Energy Star Rated HVAC SystemsPublished on: April 1, 2013
How do consumers know if they have energy-efficient HVAC systems? The Environmental Protection Agency developed a program to help consumers identify Energy Star air conditioners, geothermal heat pumps, heaters, and heat pumps. Before HVAC installation, locate the Energy Guide label on the side of a heating or cooling system.
Energy Star rated HVAC systems must adhere to guidelines set by the EPA for energy efficiency. The EPA created the program to reduce greenhouse emissions, save on energy costs, and help protect the environment.

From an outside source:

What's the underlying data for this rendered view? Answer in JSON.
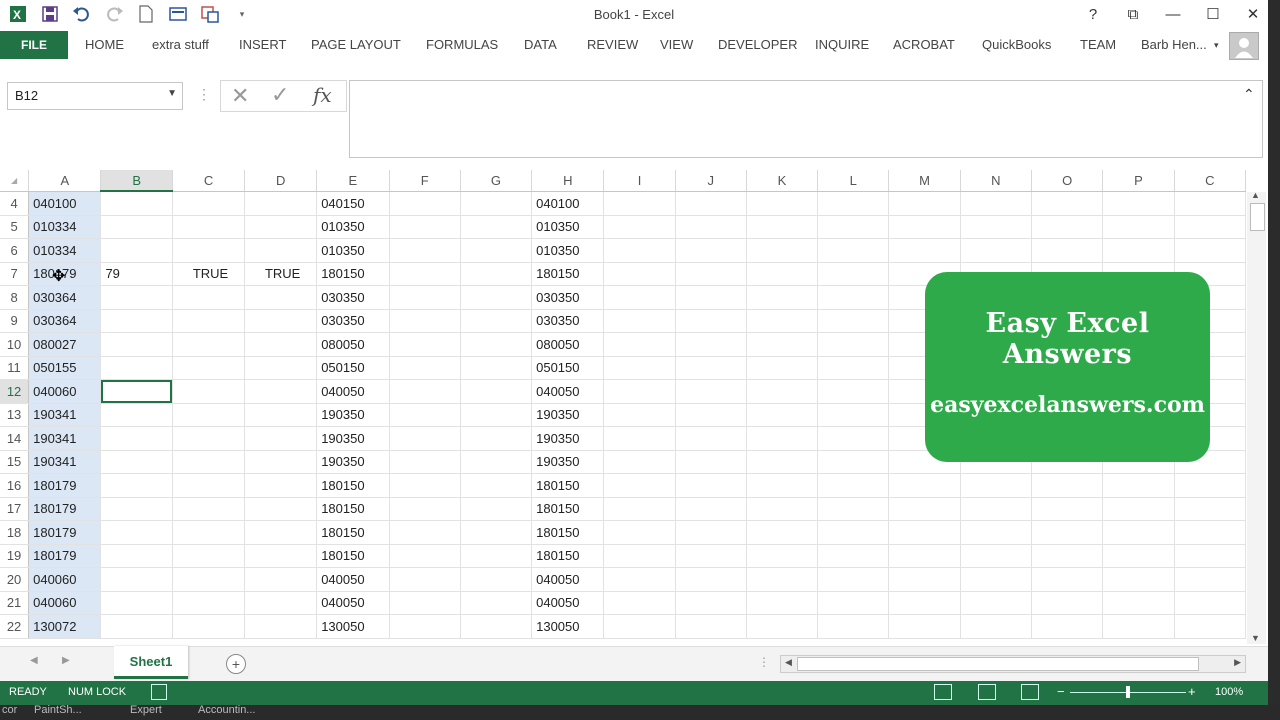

Air conditioners, heaters, and heat pumps have minimum ratings, which measure the efficiency. All central air conditioners manufactured after January 26, 2006 must have minimum seasonal energy efficiency ratios of 13.
Annual fuel utilization efficiency minimums depend on the fuel source. At present, the minimum AFUE is 78 percent. You can purchase higher AFUE rated furnaces above 90 percent. Beginning on May 1, 2013, EPA’s AFUE minimums will change according to the class of heaters.
The minimum requirements for heat pumps are 8.2 Heating Seasonal Performance Factors and 14.5 SEER for split systems. For single package units, the minimums are 8.0 HSPF and 14 SEER.
Energy Guide Labels
In addition to energy efficiency, information about the HVAC equipment and operating costs are just as important. The Energy Guide label offers consumers full disclosure so they can make informed decisions. This information includes:
– Annual energy costs
– Appliance description
– Cost range for heating and cooling systems with similar features
– Energy Star logo, if applicable
– Estimated operating costs and electricity usage
– Manufacturer information
The recognizable yellow stickers give you information at a glance, so it is simple to compare heating and air conditioning systems that are similar in size, based on:
– Energy usage
– Fuel source
– Utility costs
HVAC Installation EPA Guidelines
Before you have a contractor install an Energy Star rated system, make sure their EPA certification is current. It is your assurance that your contractor has the qualified technicians, proper training, and uses the industry’s best practices for installing equipment.
Periodically, the EPA updates its guidelines, policies, and requirements for certifying HVAC contractors. The updates affect training, personnel, and installation procedures.
Tax Credits for Energy Star Rated HVAC Systems
If you are planning to replace your old system, you can offset installation costs with government tax credits. Whether it is an upgrade for an existing home or a new home installation, they qualify for the tax incentives. In addition, primary and secondary residences qualify for the tax credits, but not rental properties. Along with traditional HVAC systems, geothermal heat pumps, residential wind turbines, and solar energy heaters and air conditioners are also eligible.
Heating and cooling manufacturers offer rebates on these energy-efficient heating and cooling systems. Some manufacturers offer rebates as high as $1,350 toward installation costs. With these incentives, they significantly lower the price tag for your new HVAC system.
Look for specials from your local HVAC contractor. If you combine rebates, incentives and special pricing, you can save a lot on installation costs.